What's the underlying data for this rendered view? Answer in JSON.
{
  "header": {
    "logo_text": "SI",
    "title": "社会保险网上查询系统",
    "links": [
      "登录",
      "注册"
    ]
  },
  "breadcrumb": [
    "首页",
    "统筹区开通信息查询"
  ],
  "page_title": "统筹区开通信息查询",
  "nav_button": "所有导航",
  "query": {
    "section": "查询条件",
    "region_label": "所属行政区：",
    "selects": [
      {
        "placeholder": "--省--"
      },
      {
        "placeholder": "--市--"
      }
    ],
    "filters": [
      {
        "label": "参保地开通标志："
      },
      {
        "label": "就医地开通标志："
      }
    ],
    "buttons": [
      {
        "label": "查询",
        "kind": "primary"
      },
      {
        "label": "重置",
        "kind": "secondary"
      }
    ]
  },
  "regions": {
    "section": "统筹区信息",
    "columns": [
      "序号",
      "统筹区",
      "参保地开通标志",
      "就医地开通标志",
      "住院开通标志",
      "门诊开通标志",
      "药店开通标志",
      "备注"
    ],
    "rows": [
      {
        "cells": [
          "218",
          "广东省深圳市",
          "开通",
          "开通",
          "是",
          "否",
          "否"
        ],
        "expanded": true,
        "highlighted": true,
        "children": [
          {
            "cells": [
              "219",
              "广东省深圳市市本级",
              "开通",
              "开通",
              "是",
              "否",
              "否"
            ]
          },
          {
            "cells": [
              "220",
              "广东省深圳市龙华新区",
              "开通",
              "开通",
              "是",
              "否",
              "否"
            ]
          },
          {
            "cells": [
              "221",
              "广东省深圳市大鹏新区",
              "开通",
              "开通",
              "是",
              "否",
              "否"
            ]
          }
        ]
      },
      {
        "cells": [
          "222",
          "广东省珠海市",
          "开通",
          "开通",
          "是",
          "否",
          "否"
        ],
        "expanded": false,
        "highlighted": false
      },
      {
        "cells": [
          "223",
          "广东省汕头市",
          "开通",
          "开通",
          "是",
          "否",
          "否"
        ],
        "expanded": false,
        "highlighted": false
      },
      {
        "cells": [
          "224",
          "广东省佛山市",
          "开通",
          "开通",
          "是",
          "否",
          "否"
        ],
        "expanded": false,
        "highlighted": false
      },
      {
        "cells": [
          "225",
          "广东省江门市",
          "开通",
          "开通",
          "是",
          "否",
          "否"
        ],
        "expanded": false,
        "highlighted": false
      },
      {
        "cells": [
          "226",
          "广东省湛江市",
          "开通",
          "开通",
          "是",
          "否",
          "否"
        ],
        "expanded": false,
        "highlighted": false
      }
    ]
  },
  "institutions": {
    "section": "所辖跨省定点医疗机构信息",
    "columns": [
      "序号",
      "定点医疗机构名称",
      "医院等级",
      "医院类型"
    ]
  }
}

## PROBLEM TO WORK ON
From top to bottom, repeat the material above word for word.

## COMPLETED EXERCISE
What's the underlying data for this rendered view? Answer in JSON.
{
  "header": {
    "logo_text": "SI",
    "title": "社会保险网上查询系统",
    "links": [
      "登录",
      "注册"
    ]
  },
  "breadcrumb": [
    "首页",
    "统筹区开通信息查询"
  ],
  "page_title": "统筹区开通信息查询",
  "nav_button": "所有导航",
  "query": {
    "section": "查询条件",
    "region_label": "所属行政区：",
    "selects": [
      {
        "placeholder": "--省--"
      },
      {
        "placeholder": "--市--"
      }
    ],
    "filters": [
      {
        "label": "参保地开通标志："
      },
      {
        "label": "就医地开通标志："
      }
    ],
    "buttons": [
      {
        "label": "查询",
        "kind": "primary"
      },
      {
        "label": "重置",
        "kind": "secondary"
      }
    ]
  },
  "regions": {
    "section": "统筹区信息",
    "columns": [
      "序号",
      "统筹区",
      "参保地开通标志",
      "就医地开通标志",
      "住院开通标志",
      "门诊开通标志",
      "药店开通标志",
      "备注"
    ],
    "rows": [
      {
        "cells": [
          "218",
          "广东省深圳市",
          "开通",
          "开通",
          "是",
          "否",
          "否"
        ],
        "expanded": true,
        "highlighted": true,
        "children": [
          {
            "cells": [
              "219",
              "广东省深圳市市本级",
              "开通",
              "开通",
              "是",
              "否",
              "否"
            ]
          },
          {
            "cells": [
              "220",
              "广东省深圳市龙华新区",
              "开通",
              "开通",
              "是",
              "否",
              "否"
            ]
          },
          {
            "cells": [
              "221",
              "广东省深圳市大鹏新区",
              "开通",
              "开通",
              "是",
              "否",
              "否"
            ]
          }
        ]
      },
      {
        "cells": [
          "222",
          "广东省珠海市",
          "开通",
          "开通",
          "是",
          "否",
          "否"
        ],
        "expanded": false,
        "highlighted": false
      },
      {
        "cells": [
          "223",
          "广东省汕头市",
          "开通",
          "开通",
          "是",
          "否",
          "否"
        ],
        "expanded": false,
        "highlighted": false
      },
      {
        "cells": [
          "224",
          "广东省佛山市",
          "开通",
          "开通",
          "是",
          "否",
          "否"
        ],
        "expanded": false,
        "highlighted": false
      },
      {
        "cells": [
          "225",
          "广东省江门市",
          "开通",
          "开通",
          "是",
          "否",
          "否"
        ],
        "expanded": false,
        "highlighted": false
      },
      {
        "cells": [
          "226",
          "广东省湛江市",
          "开通",
          "开通",
          "是",
          "否",
          "否"
        ],
        "expanded": false,
        "highlighted": false
      }
    ]
  },
  "institutions": {
    "section": "所辖跨省定点医疗机构信息",
    "columns": [
      "序号",
      "定点医疗机构名称",
      "医院等级",
      "医院类型"
    ]
  }
}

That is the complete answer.